TASK STATEMENT: Please count how many lines below contain the word "Ctrl" and give nothing but that figure.

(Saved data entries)
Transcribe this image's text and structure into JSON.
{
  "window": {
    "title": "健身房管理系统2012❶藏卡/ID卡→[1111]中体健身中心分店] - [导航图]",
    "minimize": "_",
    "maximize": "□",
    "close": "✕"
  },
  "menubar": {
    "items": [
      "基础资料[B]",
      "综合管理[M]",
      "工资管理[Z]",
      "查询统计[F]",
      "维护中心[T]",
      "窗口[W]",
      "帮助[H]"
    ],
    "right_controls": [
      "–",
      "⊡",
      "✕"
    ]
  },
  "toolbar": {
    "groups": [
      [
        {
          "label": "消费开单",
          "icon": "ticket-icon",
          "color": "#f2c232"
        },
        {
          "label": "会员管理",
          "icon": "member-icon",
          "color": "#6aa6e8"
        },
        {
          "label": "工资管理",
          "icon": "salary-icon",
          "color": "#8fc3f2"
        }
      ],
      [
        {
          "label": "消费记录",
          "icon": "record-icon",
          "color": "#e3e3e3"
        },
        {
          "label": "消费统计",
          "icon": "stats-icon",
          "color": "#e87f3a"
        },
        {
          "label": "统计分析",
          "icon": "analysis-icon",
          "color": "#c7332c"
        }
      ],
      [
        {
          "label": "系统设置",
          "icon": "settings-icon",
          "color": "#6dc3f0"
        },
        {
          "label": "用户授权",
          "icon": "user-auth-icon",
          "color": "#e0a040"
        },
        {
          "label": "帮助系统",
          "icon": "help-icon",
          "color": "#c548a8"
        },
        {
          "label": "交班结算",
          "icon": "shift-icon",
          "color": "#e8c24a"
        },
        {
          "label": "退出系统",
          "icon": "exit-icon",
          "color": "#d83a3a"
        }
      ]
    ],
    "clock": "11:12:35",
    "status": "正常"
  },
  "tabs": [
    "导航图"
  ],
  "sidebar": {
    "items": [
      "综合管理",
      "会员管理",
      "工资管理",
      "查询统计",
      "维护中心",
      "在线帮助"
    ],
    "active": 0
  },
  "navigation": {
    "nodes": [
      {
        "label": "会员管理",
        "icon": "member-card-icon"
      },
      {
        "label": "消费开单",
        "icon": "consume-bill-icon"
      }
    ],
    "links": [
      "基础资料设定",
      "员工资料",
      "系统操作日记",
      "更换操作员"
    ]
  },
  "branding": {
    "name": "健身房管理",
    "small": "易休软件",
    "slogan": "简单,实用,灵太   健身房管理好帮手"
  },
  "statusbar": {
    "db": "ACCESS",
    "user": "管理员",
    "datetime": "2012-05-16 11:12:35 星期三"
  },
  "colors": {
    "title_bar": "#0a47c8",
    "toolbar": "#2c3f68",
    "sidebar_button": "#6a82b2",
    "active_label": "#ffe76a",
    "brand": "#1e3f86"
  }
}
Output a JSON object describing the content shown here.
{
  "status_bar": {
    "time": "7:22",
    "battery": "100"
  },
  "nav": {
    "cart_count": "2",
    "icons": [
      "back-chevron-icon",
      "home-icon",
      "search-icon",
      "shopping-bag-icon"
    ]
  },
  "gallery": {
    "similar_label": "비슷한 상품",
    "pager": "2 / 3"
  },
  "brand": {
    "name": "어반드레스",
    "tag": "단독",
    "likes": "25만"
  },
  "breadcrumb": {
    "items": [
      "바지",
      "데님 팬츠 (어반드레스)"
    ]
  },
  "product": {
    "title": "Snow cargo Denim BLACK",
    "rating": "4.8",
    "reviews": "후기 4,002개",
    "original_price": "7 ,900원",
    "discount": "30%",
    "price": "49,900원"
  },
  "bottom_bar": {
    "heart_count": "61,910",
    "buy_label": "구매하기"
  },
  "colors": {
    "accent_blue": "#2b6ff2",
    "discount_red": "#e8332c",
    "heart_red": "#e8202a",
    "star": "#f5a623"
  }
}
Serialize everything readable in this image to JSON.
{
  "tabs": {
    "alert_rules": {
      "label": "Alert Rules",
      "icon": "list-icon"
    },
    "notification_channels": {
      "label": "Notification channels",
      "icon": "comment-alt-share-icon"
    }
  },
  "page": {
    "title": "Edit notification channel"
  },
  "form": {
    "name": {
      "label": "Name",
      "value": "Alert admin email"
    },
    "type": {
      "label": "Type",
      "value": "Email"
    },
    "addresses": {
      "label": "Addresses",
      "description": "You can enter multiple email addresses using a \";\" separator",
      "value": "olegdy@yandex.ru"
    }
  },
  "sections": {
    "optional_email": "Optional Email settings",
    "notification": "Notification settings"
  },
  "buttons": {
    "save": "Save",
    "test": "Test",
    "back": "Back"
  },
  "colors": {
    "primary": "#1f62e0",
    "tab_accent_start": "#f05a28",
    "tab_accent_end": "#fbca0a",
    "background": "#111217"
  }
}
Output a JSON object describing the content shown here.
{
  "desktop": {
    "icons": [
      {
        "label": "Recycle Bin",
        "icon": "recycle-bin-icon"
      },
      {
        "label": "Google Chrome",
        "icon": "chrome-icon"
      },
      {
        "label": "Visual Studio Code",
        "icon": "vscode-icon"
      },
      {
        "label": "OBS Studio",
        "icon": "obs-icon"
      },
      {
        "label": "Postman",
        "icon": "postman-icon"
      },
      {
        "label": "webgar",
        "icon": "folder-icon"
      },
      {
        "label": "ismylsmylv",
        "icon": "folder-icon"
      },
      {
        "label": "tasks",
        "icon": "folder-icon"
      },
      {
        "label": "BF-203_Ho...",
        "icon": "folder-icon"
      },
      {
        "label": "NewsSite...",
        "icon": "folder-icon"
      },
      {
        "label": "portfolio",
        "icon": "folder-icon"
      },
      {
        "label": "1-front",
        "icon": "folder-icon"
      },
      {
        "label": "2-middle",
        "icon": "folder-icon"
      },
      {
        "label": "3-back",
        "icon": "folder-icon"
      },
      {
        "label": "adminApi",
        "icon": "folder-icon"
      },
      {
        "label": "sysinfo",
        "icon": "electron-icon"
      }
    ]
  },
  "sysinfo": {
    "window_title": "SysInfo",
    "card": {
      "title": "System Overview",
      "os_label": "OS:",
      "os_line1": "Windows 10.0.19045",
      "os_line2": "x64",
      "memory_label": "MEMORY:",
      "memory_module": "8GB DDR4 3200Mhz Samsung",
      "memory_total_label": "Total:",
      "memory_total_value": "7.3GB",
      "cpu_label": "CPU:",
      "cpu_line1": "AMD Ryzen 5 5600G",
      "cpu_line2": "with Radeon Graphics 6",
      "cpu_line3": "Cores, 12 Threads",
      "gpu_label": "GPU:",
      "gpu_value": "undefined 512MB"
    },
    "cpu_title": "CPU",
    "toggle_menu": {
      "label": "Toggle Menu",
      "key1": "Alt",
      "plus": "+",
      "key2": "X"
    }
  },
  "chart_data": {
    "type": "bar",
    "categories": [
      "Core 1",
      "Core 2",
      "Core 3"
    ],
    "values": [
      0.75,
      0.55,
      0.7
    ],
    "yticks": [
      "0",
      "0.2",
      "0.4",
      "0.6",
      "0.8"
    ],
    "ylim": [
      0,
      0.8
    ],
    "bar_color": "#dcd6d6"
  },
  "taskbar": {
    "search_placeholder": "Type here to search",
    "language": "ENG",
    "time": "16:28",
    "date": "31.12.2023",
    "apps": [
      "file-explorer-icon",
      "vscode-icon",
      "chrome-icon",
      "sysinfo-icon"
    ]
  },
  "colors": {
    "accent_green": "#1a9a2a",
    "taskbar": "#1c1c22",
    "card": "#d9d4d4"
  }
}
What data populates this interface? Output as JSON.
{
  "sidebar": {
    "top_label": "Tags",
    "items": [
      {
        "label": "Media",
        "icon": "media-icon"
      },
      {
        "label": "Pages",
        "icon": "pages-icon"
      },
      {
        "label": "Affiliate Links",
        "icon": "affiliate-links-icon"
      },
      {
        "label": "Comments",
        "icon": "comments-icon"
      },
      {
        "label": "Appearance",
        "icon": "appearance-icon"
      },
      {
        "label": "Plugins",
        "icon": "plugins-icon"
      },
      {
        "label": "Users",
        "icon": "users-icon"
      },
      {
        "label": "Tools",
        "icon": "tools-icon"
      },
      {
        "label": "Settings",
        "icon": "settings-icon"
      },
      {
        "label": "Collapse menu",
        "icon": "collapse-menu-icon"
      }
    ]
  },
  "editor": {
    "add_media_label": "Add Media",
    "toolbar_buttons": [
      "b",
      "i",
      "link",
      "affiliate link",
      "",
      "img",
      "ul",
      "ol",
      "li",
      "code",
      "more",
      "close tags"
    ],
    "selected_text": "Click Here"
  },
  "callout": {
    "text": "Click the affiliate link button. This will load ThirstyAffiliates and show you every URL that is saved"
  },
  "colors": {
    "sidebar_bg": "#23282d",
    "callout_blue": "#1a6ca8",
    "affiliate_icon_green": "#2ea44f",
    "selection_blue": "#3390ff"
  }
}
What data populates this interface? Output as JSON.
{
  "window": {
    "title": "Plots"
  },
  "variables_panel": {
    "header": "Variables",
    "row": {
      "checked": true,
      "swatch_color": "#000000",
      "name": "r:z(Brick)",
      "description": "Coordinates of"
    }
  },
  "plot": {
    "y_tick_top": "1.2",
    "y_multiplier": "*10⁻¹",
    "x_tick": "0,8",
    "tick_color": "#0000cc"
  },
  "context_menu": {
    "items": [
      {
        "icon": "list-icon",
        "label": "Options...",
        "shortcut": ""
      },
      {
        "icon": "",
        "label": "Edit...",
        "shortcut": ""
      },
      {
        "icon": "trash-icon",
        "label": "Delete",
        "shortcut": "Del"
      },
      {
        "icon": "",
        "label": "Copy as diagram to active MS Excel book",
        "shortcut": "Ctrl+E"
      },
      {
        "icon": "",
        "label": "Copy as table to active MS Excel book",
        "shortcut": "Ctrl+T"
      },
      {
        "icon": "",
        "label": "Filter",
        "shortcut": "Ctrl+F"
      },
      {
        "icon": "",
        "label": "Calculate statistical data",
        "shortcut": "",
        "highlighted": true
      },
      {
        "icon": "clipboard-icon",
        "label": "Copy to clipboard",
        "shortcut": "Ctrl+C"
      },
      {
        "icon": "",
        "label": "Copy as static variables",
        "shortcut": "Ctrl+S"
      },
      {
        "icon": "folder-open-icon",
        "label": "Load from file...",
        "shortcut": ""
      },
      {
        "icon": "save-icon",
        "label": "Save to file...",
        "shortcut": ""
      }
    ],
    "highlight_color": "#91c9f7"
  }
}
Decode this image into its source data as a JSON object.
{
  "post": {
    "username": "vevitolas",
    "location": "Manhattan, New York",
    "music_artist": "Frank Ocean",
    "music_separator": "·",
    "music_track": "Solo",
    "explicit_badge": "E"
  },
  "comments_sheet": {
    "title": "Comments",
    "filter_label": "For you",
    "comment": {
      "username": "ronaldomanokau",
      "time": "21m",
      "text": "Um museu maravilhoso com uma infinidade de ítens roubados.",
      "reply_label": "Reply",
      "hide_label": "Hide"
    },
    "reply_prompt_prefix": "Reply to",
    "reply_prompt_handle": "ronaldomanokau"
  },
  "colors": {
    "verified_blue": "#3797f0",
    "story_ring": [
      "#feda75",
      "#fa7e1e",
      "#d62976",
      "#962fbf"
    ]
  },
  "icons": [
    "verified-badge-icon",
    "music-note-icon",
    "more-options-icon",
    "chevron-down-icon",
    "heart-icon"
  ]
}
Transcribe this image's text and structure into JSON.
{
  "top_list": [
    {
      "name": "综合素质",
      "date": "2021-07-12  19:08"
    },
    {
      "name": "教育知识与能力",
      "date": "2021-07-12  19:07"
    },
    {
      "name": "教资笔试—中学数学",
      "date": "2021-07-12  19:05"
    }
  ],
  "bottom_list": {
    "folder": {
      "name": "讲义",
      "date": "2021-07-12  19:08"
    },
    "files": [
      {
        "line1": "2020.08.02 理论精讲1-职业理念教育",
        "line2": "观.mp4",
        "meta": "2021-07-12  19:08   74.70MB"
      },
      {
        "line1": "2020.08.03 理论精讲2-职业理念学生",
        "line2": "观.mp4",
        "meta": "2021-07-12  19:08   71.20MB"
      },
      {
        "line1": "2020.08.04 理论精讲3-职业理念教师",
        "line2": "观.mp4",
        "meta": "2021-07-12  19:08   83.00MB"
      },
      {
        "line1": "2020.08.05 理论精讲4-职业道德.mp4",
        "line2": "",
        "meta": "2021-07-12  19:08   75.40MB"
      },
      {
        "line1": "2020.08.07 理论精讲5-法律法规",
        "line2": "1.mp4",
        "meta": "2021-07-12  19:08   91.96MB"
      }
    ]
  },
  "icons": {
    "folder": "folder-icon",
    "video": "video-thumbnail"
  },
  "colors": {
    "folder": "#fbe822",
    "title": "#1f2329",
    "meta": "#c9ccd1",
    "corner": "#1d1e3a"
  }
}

EXERCISE RESPONSE: 5